It seems our Injun summer was short upon us, and now the shackles of frost lay across the cereal plains. We may finally retire for the season and reflect upon this year’s production. I have to say I am quite pleased with young Jeremiah’s ethic, despite my earlier protestations towards Uncle Eustace’s decision to employ him. For a freed negro, Jeremiah does not strike me as the type I had read about in the letters from cousin Adelaide. No, he simulates the manners of a gentleman to a degree better than say a moron or an inebriate even. Perhaps I was unfair to prematurely judge Jeremiah. Perhaps Adelaide had engaged in her brand of dramatization on the matter, the kind of dramatization that is the cornerstone of her reputation. She has always been so quick to let her faculties of reason fall by the wayside. She has found herself in New York City, and from her writings I can tell it is a wicked place.
This early winter will afford me more time for contemplation. I am getting on in years, yet I have not laid notches upon life’s milestones as I should have at this junction. If I were to use my father’s experiences as a meter, at my age he had already passed away from consumption. It is not that I expect death this year, but I should not rule out it’s possibility.
I find myself wandering an eerie valley, betwixt the foothills of both adolescence and maturity. Woe is this twentysomething. I yearn for my yesteryears – for my childhood. Simple days spent in the bahia field behind the root cellar, liberating hours of our lives with captivating games of rock or stick, or perhaps rudimentary knot tying with the jute twine my father had secured from a celestial trader.
I cannot expect those days to return any more than I can expect cousin Mayhew’s gold prospecting endeavor to prove fruitful. O poor Mayhew. I shall be forced to watch his quotidian exit from the grove where those scrupulous sons of Abraham empty their chamberpots, empty handed and forlorn. The Lord as my witness, Mayhew is a man with heavenly intentions and honest will towards man, but he has the prospecting acumen of a blind mule.

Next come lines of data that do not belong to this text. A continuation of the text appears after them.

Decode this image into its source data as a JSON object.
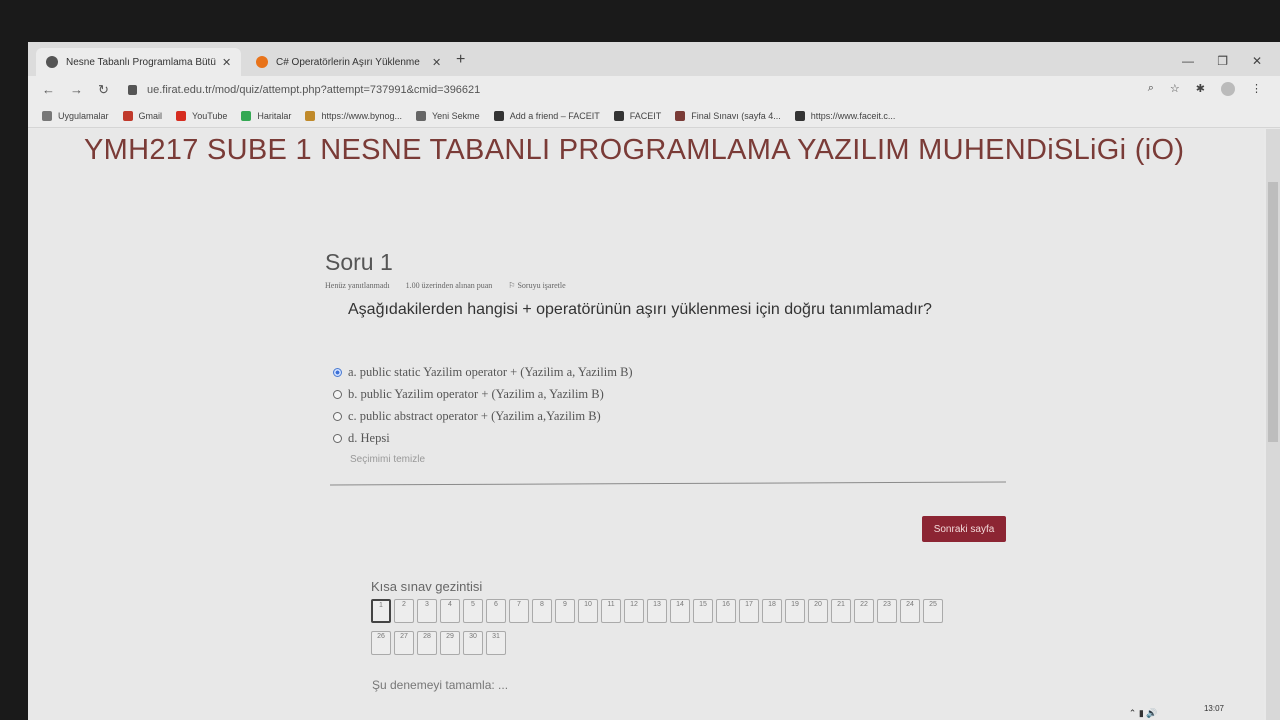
{
  "browser": {
    "tabs": [
      {
        "title": "Nesne Tabanlı Programlama Bütü",
        "icon_color": "#555555",
        "active": true
      },
      {
        "title": "C# Operatörlerin Aşırı Yüklenme",
        "icon_color": "#e8731a",
        "active": false
      }
    ],
    "new_tab": "+",
    "url": "ue.firat.edu.tr/mod/quiz/attempt.php?attempt=737991&cmid=396621",
    "bookmarks": [
      {
        "label": "Uygulamalar",
        "icon_color": "#777777"
      },
      {
        "label": "Gmail",
        "icon_color": "#c0392b"
      },
      {
        "label": "YouTube",
        "icon_color": "#d62d20"
      },
      {
        "label": "Haritalar",
        "icon_color": "#34a853"
      },
      {
        "label": "https://www.bynog...",
        "icon_color": "#c08a2a"
      },
      {
        "label": "Yeni Sekme",
        "icon_color": "#666666"
      },
      {
        "label": "Add a friend – FACEIT",
        "icon_color": "#333333"
      },
      {
        "label": "FACEIT",
        "icon_color": "#333333"
      },
      {
        "label": "Final Sınavı (sayfa 4...",
        "icon_color": "#7a3b37"
      },
      {
        "label": "https://www.faceit.c...",
        "icon_color": "#333333"
      }
    ]
  },
  "page": {
    "course_title": "YMH217 SUBE 1 NESNE TABANLI PROGRAMLAMA YAZILIM MUHENDiSLiGi (iO)",
    "question": {
      "number": "Soru 1",
      "status": "Henüz yanıtlanmadı",
      "points": "1.00 üzerinden alınan puan",
      "flag": "Soruyu işaretle",
      "text": "Aşağıdakilerden hangisi + operatörünün aşırı yüklenmesi için doğru tanımlamadır?",
      "answers": [
        {
          "label": "a. public static Yazilim operator + (Yazilim a, Yazilim B)",
          "checked": true
        },
        {
          "label": "b. public Yazilim operator + (Yazilim a, Yazilim B)",
          "checked": false
        },
        {
          "label": "c. public abstract operator + (Yazilim a,Yazilim B)",
          "checked": false
        },
        {
          "label": "d. Hepsi",
          "checked": false
        }
      ],
      "clear_choice": "Seçimimi temizle"
    },
    "next_button": "Sonraki sayfa",
    "quiz_nav": {
      "title": "Kısa sınav gezintisi",
      "questions": [
        "1",
        "2",
        "3",
        "4",
        "5",
        "6",
        "7",
        "8",
        "9",
        "10",
        "11",
        "12",
        "13",
        "14",
        "15",
        "16",
        "17",
        "18",
        "19",
        "20",
        "21",
        "22",
        "23",
        "24",
        "25",
        "26",
        "27",
        "28",
        "29",
        "30",
        "31"
      ],
      "current": "1"
    },
    "finish_attempt": "Şu denemeyi tamamla: ..."
  },
  "taskbar": {
    "time": "13:07"
  }
}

I had the visceral pleasure of deflowering young Margaret this week. At first she opposed, and I maintained my gentle nature. However as the evening pressed on, my preprandial dram took a hold of my sensibilities and I let her sultry finery tempt my more carnal desires. I laid my charm and force upon her for the entirety of supper, and by nightfall she had capitulated. Her protestations simmered to a simple and remorseful coo, no more imposing than a junebug’s whisper. She is now in her fourteenth year, getting on now quite a bit herself, and if I am to take her as my wife I should do so now, for if another harvest should pass before we elope I fear I will be the laughingstock of Mackalina County for wedding a spinster.
For the life of me I still cannot determine the disposition of that woman. I fear she may suffer from the same hysteria as my previous wife. In regards to that sentiment, last month I saw a notice at the mercantile registry that had been fastened to the wall purely for mirthful intent. It challenged readers to deduce “Which Simms Character Is Your Spouse.” I let out a sonorous laugh as I concluded Margaret must of course be the good widow Eveleigh, what with her adoration of rouge and rose, and her insatiable desire to procure footwear. Such a widow Eveleigh she is. Such.
I find that writings such as that have become more popular. Listicles they have been called. It is a brave new time we are experiencing. That Pentecostal miller from the Du Fief plantation shared a delightful one with myself and James on our way to the trading post today. On a loose piece of foolscap he had enumerated 12 ways in which a Carolinian conducts himself that indicate his status as a native Carolinian. As pleasing as it was, it grew trite on me by the fifth or sixth item, and I can’t say that I could stand to tolerate much more of these lists. The miller warned us that they would usher in an epoch of paganism, wrought with a sickening form of idolatry in which young women would neglect their duty toward household and God in favor of daguerreotypes of their own countenance, foisting them upon whomever would entertain their vanity. He succumbed to his rattlesnake venom as his speech deteriorated into prophetic glossalalia. “…selfies…selfies…selfies,” he repeated before collapsing into a hypnotic stupor.
And now, I bid you farewell, dear diary, as I must retire to my burlap sack filled with hay and some kind of livestock feces.